Efficacy. The efficacy of raltegravir was assessed in 2 randomized, double-blind, placebo-controlled trials (BENCHMRK 1 and BENCHMRK 2), which are ongoing. The trials enrolled antiretroviral treatment-experienced adult (aged ≥16 years) patients with HIV-1 infection and with documented resistance to ≥1 drug in each of 3 classes of antiretroviral therapies (nonnucleoside reverse transcriptase inhibitors, nucleoside reverse transcriptase inhibitors, and protease inhibitors). Patients were randomized to receive raltegravir 400 mg BID plus optimized background therapy (OBT) or placebo plus OBT. After 24 weeks of treatment, 216 of 286 patients (75.5%) who received raltegravir plus OBT demonstrated HIV-1 RNA <400 copies/mL versus 59 of 150 patients (39.3%) treated with placebo plus OBT. Additionally, 179 of the raltegravir-treated patients (62.6%) demonstrated HIV-1 RNA <50 copies/mL versus 50 patients (33.3%) who received placebo plus OBT. Patients treated with raltegravir plus OBT demonstrated a mean change from baseline in plasma HIV-1 RNA of –1.85 log10 copies/mL versus –0.84 log10 copies/mL in patients treated with placebo plus OBT. Raltegravir-treated patients demonstrated a mean increase from baseline in CD4+ cell counts of 89 cells/mm3 versus 35 cells/mm3 among patients treated with placebo plus OBT.
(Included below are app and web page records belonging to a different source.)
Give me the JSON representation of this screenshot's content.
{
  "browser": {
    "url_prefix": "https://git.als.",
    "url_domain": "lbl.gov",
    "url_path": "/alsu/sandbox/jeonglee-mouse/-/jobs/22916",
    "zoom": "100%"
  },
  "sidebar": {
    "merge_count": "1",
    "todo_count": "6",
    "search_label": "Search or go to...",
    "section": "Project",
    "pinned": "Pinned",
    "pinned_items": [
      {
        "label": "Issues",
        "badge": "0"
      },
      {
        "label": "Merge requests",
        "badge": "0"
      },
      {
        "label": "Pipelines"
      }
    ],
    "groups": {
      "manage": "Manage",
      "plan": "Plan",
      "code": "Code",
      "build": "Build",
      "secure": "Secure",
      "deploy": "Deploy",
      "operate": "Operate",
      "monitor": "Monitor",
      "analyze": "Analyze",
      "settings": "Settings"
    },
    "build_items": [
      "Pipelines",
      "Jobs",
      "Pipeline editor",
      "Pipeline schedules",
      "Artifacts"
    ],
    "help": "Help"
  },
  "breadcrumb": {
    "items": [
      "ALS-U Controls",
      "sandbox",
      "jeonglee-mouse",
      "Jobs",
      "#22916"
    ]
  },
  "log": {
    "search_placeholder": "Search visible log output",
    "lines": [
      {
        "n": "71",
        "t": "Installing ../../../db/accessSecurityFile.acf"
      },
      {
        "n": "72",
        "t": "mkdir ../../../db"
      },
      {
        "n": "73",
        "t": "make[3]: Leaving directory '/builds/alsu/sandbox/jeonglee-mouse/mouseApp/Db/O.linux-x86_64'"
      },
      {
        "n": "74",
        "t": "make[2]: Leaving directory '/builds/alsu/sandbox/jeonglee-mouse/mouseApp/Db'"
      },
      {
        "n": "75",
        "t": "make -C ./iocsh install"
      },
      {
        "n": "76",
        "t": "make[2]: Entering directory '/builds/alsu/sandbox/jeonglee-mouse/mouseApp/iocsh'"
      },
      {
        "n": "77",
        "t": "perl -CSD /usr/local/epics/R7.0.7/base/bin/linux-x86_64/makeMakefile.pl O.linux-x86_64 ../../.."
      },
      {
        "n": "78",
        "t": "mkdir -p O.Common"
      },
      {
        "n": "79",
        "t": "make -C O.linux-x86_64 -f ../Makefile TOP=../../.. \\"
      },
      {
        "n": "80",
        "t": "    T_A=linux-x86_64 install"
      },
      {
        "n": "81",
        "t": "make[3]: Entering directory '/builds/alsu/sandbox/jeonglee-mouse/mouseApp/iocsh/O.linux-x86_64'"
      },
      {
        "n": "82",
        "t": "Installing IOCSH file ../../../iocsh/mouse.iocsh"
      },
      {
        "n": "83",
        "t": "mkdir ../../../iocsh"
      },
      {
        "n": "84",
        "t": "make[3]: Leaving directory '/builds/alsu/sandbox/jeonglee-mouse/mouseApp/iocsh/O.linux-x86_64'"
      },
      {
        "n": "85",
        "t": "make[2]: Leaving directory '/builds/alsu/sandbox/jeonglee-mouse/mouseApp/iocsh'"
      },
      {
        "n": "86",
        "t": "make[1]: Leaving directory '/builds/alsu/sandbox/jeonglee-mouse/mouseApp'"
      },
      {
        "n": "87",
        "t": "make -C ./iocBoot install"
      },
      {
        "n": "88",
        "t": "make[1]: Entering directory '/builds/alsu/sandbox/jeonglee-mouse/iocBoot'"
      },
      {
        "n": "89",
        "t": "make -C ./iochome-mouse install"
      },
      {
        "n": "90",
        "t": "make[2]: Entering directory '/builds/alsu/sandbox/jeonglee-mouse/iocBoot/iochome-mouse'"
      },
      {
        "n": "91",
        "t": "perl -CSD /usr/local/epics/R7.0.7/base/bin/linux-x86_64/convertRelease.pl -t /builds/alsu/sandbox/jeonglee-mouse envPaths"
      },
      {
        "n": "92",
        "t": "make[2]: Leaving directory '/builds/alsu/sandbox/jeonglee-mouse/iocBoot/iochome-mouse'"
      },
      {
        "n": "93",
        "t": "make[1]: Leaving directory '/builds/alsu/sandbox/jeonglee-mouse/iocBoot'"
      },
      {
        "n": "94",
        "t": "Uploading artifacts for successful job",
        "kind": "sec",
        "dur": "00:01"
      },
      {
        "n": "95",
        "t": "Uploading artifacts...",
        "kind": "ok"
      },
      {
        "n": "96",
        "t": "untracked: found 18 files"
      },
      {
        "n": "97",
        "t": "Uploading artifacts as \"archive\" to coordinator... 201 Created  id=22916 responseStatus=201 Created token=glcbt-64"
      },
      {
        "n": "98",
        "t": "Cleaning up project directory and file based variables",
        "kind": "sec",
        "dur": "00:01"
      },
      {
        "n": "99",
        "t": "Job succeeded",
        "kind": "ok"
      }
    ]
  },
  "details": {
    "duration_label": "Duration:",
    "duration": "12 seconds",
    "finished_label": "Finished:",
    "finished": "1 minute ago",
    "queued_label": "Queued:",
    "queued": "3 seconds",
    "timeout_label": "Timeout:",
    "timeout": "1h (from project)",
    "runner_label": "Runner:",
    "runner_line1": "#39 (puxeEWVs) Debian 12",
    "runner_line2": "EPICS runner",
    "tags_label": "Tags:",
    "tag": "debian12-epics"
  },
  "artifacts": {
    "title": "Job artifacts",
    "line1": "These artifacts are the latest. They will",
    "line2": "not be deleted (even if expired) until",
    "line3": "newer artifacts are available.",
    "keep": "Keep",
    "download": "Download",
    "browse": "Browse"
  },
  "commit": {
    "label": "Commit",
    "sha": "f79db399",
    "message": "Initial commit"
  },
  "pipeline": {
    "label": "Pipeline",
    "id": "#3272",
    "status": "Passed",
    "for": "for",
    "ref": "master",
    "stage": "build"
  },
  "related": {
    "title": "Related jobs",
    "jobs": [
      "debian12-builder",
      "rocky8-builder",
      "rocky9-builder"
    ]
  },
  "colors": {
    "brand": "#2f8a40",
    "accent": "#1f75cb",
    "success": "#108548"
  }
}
Safety. When treatment is initiated, patients may develop immune reconstitution syndrome, an inflammatory response to indolent or residual opportunistic infections. Serious drug-related reactions observed in patients treated with raltegravir in clinical trials included hypersensitivity, anemia, neutropenia, myocardial infarction (MI), gastritis, hepatitis, herpes simplex, toxic nephropathy, renal failure, chronic renal failure, and renal tubular necrosis. Myopathy and rhabdomyolysis were also reported in clinical trials; the possible relationship between these events and raltegravir treatment is unknown. The most common adverse events observed in raltegravir-treated patients include diarrhea, nausea, headache, and pyrexia.
Pricing. The wholesale acquisition cost of raltegravir is expected to be approximately $27 per day, or approximately $9,855 per year.